- Input data -
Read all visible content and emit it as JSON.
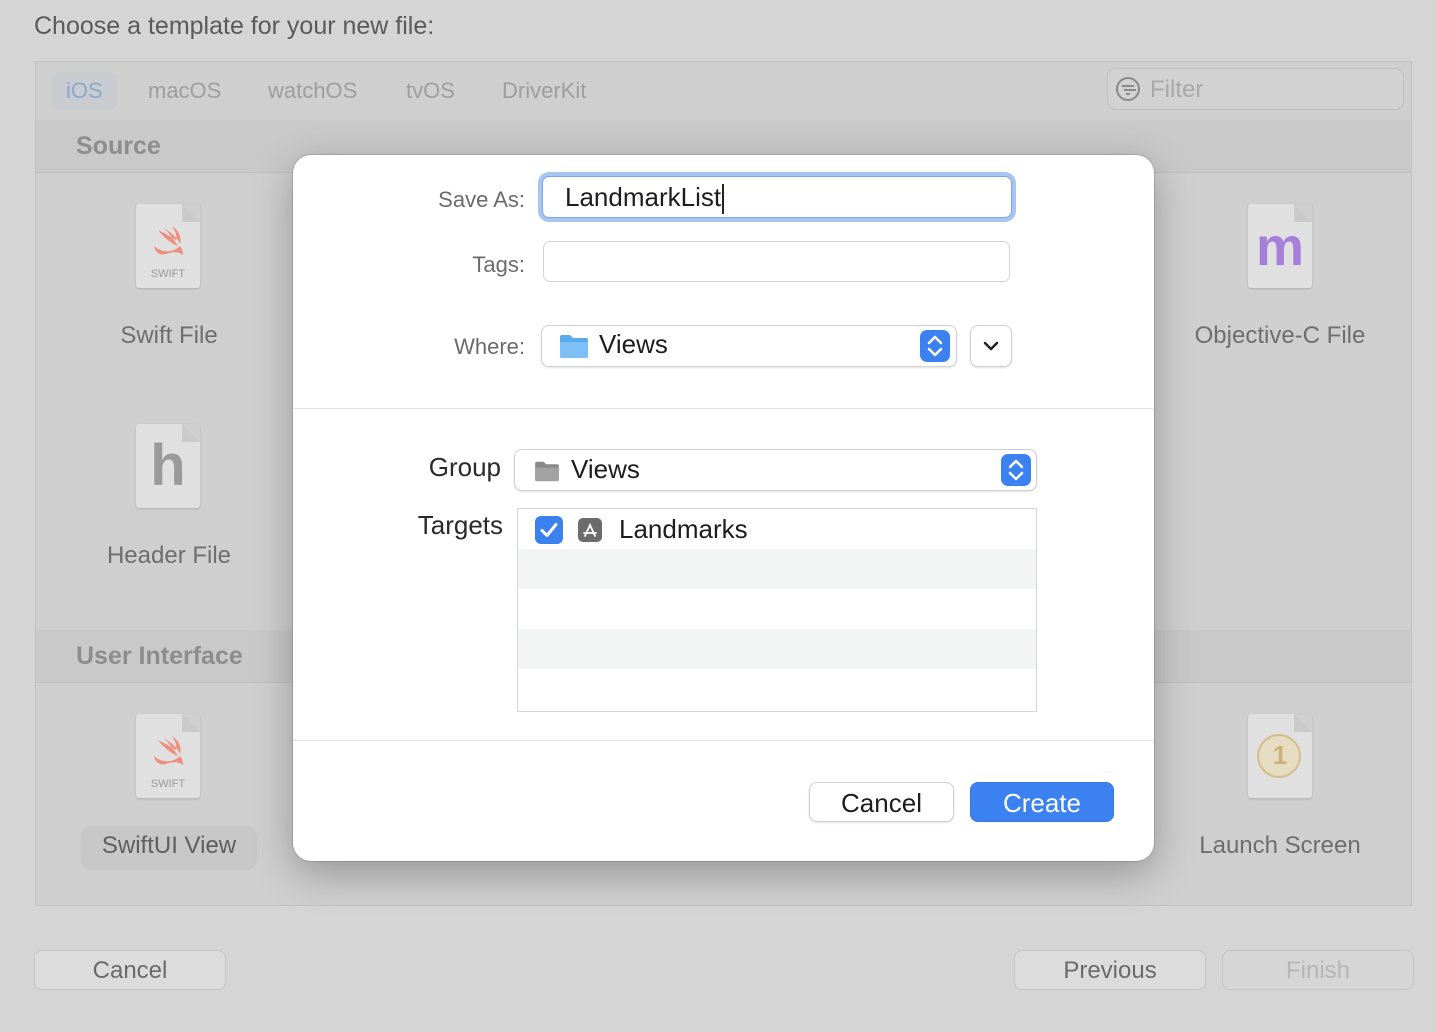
{
  "background": {
    "heading": "Choose a template for your new file:",
    "platform_tabs": [
      "iOS",
      "macOS",
      "watchOS",
      "tvOS",
      "DriverKit"
    ],
    "selected_tab": "iOS",
    "filter_placeholder": "Filter",
    "sections": [
      {
        "title": "Source",
        "items": [
          {
            "label": "Swift File",
            "icon": "swift-file-icon",
            "badge": "SWIFT"
          },
          {
            "label": "Objective-C File",
            "icon": "objc-file-icon",
            "letter": "m"
          },
          {
            "label": "Header File",
            "icon": "header-file-icon",
            "letter": "h"
          }
        ]
      },
      {
        "title": "User Interface",
        "items": [
          {
            "label": "SwiftUI View",
            "icon": "swiftui-file-icon",
            "badge": "SWIFT"
          },
          {
            "label": "Launch Screen",
            "icon": "launch-screen-icon",
            "letter": "1"
          }
        ]
      }
    ],
    "buttons": {
      "cancel": "Cancel",
      "previous": "Previous",
      "finish": "Finish"
    }
  },
  "sheet": {
    "save_as_label": "Save As:",
    "save_as_value": "LandmarkList",
    "tags_label": "Tags:",
    "tags_value": "",
    "where_label": "Where:",
    "where_value": "Views",
    "group_label": "Group",
    "group_value": "Views",
    "targets_label": "Targets",
    "targets": [
      {
        "name": "Landmarks",
        "checked": true
      }
    ],
    "cancel_label": "Cancel",
    "create_label": "Create"
  },
  "colors": {
    "accent": "#3b82f0",
    "swift_orange": "#f05138",
    "objc_purple": "#8e5bd1"
  }
}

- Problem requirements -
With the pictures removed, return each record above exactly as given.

- Output of the task -
Read all visible content and emit it as JSON.
{
  "background": {
    "heading": "Choose a template for your new file:",
    "platform_tabs": [
      "iOS",
      "macOS",
      "watchOS",
      "tvOS",
      "DriverKit"
    ],
    "selected_tab": "iOS",
    "filter_placeholder": "Filter",
    "sections": [
      {
        "title": "Source",
        "items": [
          {
            "label": "Swift File",
            "icon": "swift-file-icon",
            "badge": "SWIFT"
          },
          {
            "label": "Objective-C File",
            "icon": "objc-file-icon",
            "letter": "m"
          },
          {
            "label": "Header File",
            "icon": "header-file-icon",
            "letter": "h"
          }
        ]
      },
      {
        "title": "User Interface",
        "items": [
          {
            "label": "SwiftUI View",
            "icon": "swiftui-file-icon",
            "badge": "SWIFT"
          },
          {
            "label": "Launch Screen",
            "icon": "launch-screen-icon",
            "letter": "1"
          }
        ]
      }
    ],
    "buttons": {
      "cancel": "Cancel",
      "previous": "Previous",
      "finish": "Finish"
    }
  },
  "sheet": {
    "save_as_label": "Save As:",
    "save_as_value": "LandmarkList",
    "tags_label": "Tags:",
    "tags_value": "",
    "where_label": "Where:",
    "where_value": "Views",
    "group_label": "Group",
    "group_value": "Views",
    "targets_label": "Targets",
    "targets": [
      {
        "name": "Landmarks",
        "checked": true
      }
    ],
    "cancel_label": "Cancel",
    "create_label": "Create"
  },
  "colors": {
    "accent": "#3b82f0",
    "swift_orange": "#f05138",
    "objc_purple": "#8e5bd1"
  }
}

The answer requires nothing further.